The move complements its two facilities in Saudi Arabia’s industrial city Dammam, which produce mineral fiber ceilings, steel framings for walls and suspended ceilings, and compound joints.
“This gives us access to more projects than we had before and this strengthens our ability to supply a system to the market, as aside from the gypsum board that we are now producing from Oman and from the USG Boral sites, we produce everything else,” said Fares Saghbini, general manager of USG Middle East.
In fact, it has been a big a year for USG Boral, which only formed in the early part of 2014 following a joint venture between America’s USG and Australia’s Boral, to serve the Middle East, South East Asia and Australasia regions.
“The biggest challenge was to just have this integration because you’re talking about two giants. In order to round the edges with the relationship, because although the strategies might be very similar when you go down to the details this is where things make a difference,” said Saghbini. “So this was the main challenge, we wanted to have a smooth transition.”
USG Boral was making its debut at this year’s Big 5 and Saghbini said the recent formation of the joint venture was the catalyst for the appearance.
“Our aim at the Big 5 was not to sell a product. We are known in what we do,” he said. “Our aim was to announce to our customers, to our partners and to our suppliers the fact that USG and Boral are one company. So it’s more to launch the image of the company: this is who we are, this what we do. We have a new face, more to offer.”
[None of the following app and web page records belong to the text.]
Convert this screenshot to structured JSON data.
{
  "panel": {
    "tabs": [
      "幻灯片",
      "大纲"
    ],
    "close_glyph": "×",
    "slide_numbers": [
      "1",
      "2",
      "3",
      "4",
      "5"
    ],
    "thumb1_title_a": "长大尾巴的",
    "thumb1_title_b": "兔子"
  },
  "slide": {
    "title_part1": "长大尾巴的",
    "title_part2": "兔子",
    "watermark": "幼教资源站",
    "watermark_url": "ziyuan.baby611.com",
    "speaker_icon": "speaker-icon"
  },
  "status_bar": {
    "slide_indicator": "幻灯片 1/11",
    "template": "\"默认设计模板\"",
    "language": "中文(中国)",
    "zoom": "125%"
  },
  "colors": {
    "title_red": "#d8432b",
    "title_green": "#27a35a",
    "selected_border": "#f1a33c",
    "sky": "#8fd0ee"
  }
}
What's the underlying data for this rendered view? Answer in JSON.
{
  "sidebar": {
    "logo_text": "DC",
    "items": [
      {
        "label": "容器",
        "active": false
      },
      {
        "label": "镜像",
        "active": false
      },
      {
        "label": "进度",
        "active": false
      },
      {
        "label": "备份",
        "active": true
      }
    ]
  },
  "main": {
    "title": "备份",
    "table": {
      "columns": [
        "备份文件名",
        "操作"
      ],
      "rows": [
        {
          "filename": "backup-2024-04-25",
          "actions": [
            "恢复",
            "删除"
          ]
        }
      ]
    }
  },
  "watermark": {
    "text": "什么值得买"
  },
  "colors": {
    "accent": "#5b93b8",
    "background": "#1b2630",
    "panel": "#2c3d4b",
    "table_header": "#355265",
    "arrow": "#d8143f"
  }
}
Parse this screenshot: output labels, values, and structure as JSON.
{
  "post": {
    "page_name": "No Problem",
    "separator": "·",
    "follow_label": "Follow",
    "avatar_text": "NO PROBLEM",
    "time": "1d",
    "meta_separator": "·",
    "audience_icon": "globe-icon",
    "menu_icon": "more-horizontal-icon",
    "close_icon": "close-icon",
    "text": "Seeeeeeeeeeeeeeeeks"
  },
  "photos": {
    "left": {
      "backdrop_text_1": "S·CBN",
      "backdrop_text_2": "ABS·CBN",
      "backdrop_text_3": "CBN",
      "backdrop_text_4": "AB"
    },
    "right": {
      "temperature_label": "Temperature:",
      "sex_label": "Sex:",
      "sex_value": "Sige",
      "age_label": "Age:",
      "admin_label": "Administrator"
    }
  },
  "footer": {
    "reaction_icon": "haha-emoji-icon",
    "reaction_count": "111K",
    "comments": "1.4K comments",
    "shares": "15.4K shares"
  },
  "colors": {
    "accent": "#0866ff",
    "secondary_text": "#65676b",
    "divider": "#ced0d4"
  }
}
The company, Saghbini said, expects double-digit growth this year as it experienced last year in the markets it serves.
“Business has been great. The fact that the Gulf still grows with considerable rates,” he said. “Unfortunately we were hit with our business in the regions. We suffered with Iraq, we suffered with Libya. But in general, with all these hiccups, we still did well.”